(WHAT TO DO): Each line of the listing that contains "time" should be found and copied.
───── DATA FOR REVIEW ─────
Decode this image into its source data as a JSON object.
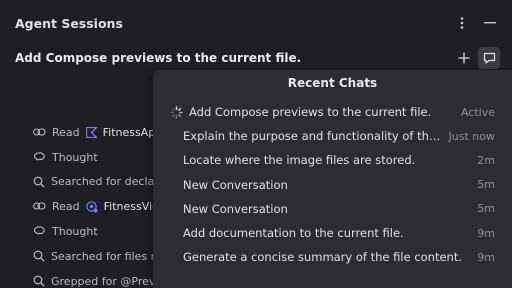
{
  "header": {
    "title": "Agent Sessions",
    "more_icon": "kebab-menu-icon",
    "minimize_icon": "minimize-icon"
  },
  "session": {
    "title": "Add Compose previews to the current file.",
    "add_icon": "plus-icon",
    "history_icon": "chat-history-icon"
  },
  "steps": [
    {
      "icon": "read-icon",
      "label": "Read",
      "file_icon": "kotlin-file-icon",
      "file": "FitnessApp"
    },
    {
      "icon": "thought-icon",
      "label": "Thought"
    },
    {
      "icon": "search-icon",
      "label": "Searched for declara"
    },
    {
      "icon": "read-icon",
      "label": "Read",
      "file_icon": "compose-file-icon",
      "file": "FitnessView"
    },
    {
      "icon": "thought-icon",
      "label": "Thought"
    },
    {
      "icon": "search-icon",
      "label": "Searched for files m"
    },
    {
      "icon": "search-icon",
      "label": "Grepped for @Previe"
    }
  ],
  "recent_chats": {
    "title": "Recent Chats",
    "items": [
      {
        "title": "Add Compose previews to the current file.",
        "time": "Active",
        "icon": "loading-spinner-icon"
      },
      {
        "title": "Explain the purpose and functionality of the...",
        "time": "Just now"
      },
      {
        "title": "Locate where the image files are stored.",
        "time": "2m"
      },
      {
        "title": "New Conversation",
        "time": "5m"
      },
      {
        "title": "New Conversation",
        "time": "5m"
      },
      {
        "title": "Add documentation to the current file.",
        "time": "9m"
      },
      {
        "title": "Generate a concise summary of the file content.",
        "time": "9m"
      }
    ]
  },
  "colors": {
    "background": "#1e1f22",
    "popup": "#2b2d30",
    "text": "#dfe1e5",
    "muted": "#8d9096",
    "kotlin_purple": "#8f6cf7",
    "compose_blue": "#4e8df5"
  }
}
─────
(REPLY):
        "time": "Active",
        "time": "Just now"
        "time": "2m"
        "time": "5m"
        "time": "5m"
        "time": "9m"
        "time": "9m"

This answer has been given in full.